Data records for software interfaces
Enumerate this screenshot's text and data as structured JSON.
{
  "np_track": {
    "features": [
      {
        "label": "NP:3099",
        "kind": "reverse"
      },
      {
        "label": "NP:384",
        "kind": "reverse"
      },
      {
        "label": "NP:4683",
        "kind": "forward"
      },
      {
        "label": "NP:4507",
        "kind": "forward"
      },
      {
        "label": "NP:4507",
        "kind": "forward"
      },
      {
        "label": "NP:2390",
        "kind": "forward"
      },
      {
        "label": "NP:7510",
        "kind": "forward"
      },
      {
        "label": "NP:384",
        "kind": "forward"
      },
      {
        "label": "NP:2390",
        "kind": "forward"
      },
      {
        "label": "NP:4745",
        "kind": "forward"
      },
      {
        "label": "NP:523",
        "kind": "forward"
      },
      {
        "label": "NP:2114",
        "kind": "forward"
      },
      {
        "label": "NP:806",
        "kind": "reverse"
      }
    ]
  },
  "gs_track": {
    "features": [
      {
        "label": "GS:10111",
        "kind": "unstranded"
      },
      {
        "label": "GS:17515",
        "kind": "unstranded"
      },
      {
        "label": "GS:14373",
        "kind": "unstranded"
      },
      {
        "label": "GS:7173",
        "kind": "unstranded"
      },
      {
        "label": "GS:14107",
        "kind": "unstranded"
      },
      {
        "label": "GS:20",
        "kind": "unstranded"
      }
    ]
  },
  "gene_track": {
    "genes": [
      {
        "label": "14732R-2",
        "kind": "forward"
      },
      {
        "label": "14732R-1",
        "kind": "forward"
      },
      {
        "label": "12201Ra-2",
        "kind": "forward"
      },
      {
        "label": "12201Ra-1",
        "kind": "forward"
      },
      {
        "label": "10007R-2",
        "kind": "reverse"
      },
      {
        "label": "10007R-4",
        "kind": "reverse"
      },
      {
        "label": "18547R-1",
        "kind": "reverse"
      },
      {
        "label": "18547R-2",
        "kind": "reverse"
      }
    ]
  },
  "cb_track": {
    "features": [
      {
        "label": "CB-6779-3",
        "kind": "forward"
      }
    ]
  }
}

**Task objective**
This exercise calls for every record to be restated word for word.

**Reply**
Enumerate this screenshot's text and data as structured JSON.
{
  "np_track": {
    "features": [
      {
        "label": "NP:3099",
        "kind": "reverse"
      },
      {
        "label": "NP:384",
        "kind": "reverse"
      },
      {
        "label": "NP:4683",
        "kind": "forward"
      },
      {
        "label": "NP:4507",
        "kind": "forward"
      },
      {
        "label": "NP:4507",
        "kind": "forward"
      },
      {
        "label": "NP:2390",
        "kind": "forward"
      },
      {
        "label": "NP:7510",
        "kind": "forward"
      },
      {
        "label": "NP:384",
        "kind": "forward"
      },
      {
        "label": "NP:2390",
        "kind": "forward"
      },
      {
        "label": "NP:4745",
        "kind": "forward"
      },
      {
        "label": "NP:523",
        "kind": "forward"
      },
      {
        "label": "NP:2114",
        "kind": "forward"
      },
      {
        "label": "NP:806",
        "kind": "reverse"
      }
    ]
  },
  "gs_track": {
    "features": [
      {
        "label": "GS:10111",
        "kind": "unstranded"
      },
      {
        "label": "GS:17515",
        "kind": "unstranded"
      },
      {
        "label": "GS:14373",
        "kind": "unstranded"
      },
      {
        "label": "GS:7173",
        "kind": "unstranded"
      },
      {
        "label": "GS:14107",
        "kind": "unstranded"
      },
      {
        "label": "GS:20",
        "kind": "unstranded"
      }
    ]
  },
  "gene_track": {
    "genes": [
      {
        "label": "14732R-2",
        "kind": "forward"
      },
      {
        "label": "14732R-1",
        "kind": "forward"
      },
      {
        "label": "12201Ra-2",
        "kind": "forward"
      },
      {
        "label": "12201Ra-1",
        "kind": "forward"
      },
      {
        "label": "10007R-2",
        "kind": "reverse"
      },
      {
        "label": "10007R-4",
        "kind": "reverse"
      },
      {
        "label": "18547R-1",
        "kind": "reverse"
      },
      {
        "label": "18547R-2",
        "kind": "reverse"
      }
    ]
  },
  "cb_track": {
    "features": [
      {
        "label": "CB-6779-3",
        "kind": "forward"
      }
    ]
  }
}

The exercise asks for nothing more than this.